→ **Exercise brief**
Scan the data for "için" and copy each matching line.

[Records from a collection]
- Opening Delimiter -

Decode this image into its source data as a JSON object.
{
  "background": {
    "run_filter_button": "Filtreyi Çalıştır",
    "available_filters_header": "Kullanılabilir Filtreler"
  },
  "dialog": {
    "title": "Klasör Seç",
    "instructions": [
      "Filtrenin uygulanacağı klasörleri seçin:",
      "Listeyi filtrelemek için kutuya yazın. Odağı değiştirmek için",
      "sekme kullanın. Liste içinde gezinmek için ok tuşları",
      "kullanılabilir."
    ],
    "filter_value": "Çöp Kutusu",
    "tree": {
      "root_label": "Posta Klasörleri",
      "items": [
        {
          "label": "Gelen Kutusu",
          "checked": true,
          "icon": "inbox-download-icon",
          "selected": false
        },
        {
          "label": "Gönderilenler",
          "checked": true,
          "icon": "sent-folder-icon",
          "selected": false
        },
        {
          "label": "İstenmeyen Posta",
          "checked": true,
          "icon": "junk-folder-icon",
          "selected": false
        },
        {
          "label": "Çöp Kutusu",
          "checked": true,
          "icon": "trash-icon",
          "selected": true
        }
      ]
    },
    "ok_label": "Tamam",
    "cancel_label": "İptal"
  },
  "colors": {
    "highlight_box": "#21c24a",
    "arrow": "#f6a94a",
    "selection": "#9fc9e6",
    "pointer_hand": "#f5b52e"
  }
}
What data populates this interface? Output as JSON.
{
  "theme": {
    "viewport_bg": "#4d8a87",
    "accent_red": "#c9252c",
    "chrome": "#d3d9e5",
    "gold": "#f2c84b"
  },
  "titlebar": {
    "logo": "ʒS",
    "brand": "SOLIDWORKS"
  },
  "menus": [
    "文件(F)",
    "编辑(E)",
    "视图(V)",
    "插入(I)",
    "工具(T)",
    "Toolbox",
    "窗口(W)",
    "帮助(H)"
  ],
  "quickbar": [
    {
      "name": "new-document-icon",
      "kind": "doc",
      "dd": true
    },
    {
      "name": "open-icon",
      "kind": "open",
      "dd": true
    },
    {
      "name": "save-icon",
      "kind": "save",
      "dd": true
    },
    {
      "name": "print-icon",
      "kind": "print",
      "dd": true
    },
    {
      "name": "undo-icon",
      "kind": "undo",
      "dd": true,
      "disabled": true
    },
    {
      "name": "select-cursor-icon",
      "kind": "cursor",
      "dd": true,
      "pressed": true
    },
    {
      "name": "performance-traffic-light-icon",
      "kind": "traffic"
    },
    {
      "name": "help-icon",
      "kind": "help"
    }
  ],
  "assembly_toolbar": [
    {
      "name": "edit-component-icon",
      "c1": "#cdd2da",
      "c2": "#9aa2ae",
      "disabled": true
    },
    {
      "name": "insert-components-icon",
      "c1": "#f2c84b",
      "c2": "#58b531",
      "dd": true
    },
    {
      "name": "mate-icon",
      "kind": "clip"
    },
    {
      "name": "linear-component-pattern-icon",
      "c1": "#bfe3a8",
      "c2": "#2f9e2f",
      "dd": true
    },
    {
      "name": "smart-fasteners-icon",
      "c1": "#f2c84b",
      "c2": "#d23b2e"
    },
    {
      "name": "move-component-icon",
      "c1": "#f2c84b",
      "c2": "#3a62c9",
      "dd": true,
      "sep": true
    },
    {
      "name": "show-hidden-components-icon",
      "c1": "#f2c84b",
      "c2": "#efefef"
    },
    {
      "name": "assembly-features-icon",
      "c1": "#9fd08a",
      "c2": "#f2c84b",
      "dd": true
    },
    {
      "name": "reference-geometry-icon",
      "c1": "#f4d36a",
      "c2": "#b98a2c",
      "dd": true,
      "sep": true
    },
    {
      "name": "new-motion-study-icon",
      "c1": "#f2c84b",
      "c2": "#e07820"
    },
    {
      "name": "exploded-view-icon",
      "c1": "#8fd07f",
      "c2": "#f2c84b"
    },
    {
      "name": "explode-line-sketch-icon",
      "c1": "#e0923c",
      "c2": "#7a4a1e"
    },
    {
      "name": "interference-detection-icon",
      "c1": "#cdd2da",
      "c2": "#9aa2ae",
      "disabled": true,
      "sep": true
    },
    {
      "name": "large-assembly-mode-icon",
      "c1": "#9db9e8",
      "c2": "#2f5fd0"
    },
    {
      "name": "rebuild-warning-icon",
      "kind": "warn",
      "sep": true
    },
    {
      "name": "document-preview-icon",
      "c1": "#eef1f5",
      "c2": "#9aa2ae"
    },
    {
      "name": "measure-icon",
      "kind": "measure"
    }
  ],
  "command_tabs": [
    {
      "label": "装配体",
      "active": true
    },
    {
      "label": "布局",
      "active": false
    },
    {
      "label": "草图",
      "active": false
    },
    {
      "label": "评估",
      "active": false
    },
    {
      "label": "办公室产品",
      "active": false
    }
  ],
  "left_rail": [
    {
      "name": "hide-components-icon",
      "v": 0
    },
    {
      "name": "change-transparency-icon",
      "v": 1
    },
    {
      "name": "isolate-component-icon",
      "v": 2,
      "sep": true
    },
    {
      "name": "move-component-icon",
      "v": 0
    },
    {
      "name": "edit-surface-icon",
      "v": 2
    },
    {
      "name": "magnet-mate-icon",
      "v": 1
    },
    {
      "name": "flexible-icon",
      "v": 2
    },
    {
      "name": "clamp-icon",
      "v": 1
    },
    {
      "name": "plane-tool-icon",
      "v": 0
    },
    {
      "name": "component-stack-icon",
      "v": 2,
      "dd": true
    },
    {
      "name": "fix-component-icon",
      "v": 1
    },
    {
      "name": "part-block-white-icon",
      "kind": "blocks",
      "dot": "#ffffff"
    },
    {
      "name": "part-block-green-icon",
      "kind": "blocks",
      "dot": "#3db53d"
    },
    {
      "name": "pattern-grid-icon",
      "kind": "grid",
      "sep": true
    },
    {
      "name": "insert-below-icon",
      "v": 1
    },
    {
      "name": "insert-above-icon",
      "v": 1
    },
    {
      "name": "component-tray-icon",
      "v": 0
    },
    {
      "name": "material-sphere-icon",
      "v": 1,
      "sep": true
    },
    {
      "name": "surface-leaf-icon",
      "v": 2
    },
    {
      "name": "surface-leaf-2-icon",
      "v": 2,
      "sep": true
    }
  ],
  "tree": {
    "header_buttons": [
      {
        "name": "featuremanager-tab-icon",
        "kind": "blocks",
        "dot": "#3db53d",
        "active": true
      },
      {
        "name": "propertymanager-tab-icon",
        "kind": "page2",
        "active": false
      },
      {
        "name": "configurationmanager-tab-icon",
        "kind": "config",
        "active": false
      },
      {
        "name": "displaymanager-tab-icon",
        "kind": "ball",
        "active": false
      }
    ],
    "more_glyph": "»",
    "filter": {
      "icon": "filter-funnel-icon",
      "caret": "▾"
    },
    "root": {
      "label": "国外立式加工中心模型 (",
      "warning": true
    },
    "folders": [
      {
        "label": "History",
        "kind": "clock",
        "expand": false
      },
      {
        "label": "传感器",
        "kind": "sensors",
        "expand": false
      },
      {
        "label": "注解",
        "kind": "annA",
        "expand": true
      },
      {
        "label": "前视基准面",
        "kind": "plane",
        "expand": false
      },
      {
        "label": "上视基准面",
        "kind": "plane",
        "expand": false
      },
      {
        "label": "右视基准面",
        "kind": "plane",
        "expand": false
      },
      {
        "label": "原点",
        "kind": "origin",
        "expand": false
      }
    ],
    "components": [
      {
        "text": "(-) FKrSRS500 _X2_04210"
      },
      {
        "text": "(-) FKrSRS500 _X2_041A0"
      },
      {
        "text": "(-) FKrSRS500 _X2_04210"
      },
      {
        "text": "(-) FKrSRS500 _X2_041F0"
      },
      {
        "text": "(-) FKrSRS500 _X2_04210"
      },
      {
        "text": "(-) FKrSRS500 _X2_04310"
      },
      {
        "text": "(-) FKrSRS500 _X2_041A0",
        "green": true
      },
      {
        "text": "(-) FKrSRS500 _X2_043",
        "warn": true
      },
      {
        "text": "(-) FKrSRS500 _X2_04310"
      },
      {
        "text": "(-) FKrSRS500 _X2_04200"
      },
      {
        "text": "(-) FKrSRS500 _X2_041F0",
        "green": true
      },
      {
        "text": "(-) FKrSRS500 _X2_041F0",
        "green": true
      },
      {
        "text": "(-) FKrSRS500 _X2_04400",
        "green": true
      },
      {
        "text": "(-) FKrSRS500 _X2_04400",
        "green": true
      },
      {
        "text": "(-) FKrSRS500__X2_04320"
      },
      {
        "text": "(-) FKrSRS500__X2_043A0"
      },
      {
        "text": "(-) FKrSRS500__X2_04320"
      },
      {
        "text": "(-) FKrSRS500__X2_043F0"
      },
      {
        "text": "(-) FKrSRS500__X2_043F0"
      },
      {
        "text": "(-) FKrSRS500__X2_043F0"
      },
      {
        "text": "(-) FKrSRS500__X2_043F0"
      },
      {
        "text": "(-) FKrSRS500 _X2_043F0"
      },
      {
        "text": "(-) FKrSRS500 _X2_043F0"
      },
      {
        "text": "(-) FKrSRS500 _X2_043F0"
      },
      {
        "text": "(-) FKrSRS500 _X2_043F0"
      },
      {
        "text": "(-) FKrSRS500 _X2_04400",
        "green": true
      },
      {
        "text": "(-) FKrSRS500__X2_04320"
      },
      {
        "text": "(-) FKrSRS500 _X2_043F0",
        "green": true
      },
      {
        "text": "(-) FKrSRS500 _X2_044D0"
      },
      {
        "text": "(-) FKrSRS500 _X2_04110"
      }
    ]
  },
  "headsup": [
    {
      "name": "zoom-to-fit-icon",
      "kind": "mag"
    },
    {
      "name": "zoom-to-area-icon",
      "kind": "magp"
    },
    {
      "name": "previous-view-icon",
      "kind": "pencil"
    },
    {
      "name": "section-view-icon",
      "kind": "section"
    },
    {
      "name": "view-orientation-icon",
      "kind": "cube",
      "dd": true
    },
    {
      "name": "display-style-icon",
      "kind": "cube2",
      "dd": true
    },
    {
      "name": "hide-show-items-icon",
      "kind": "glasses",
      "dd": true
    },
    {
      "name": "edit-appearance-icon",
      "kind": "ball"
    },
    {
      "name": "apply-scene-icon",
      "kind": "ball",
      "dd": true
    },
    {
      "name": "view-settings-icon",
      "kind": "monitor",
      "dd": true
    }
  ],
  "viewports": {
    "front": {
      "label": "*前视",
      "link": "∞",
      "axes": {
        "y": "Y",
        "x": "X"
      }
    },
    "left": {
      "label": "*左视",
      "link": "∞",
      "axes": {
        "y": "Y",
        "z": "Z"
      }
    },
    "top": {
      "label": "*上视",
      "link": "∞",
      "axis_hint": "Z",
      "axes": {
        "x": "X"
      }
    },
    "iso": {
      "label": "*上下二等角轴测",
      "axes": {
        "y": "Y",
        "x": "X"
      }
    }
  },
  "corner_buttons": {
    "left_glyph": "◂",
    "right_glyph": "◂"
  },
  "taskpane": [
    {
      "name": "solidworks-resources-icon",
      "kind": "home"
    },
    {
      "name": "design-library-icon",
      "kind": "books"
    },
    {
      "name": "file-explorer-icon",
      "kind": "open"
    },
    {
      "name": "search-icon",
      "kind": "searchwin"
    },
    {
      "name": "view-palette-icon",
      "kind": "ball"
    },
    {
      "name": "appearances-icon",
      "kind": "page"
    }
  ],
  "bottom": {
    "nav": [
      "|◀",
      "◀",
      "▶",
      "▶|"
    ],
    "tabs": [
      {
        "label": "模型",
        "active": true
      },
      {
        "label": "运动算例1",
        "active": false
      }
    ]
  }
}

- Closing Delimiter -

→ **Answer to this problem**
      "Listeyi filtrelemek için kutuya yazın. Odağı değiştirmek için",
      "sekme kullanın. Liste içinde gezinmek için ok tuşları",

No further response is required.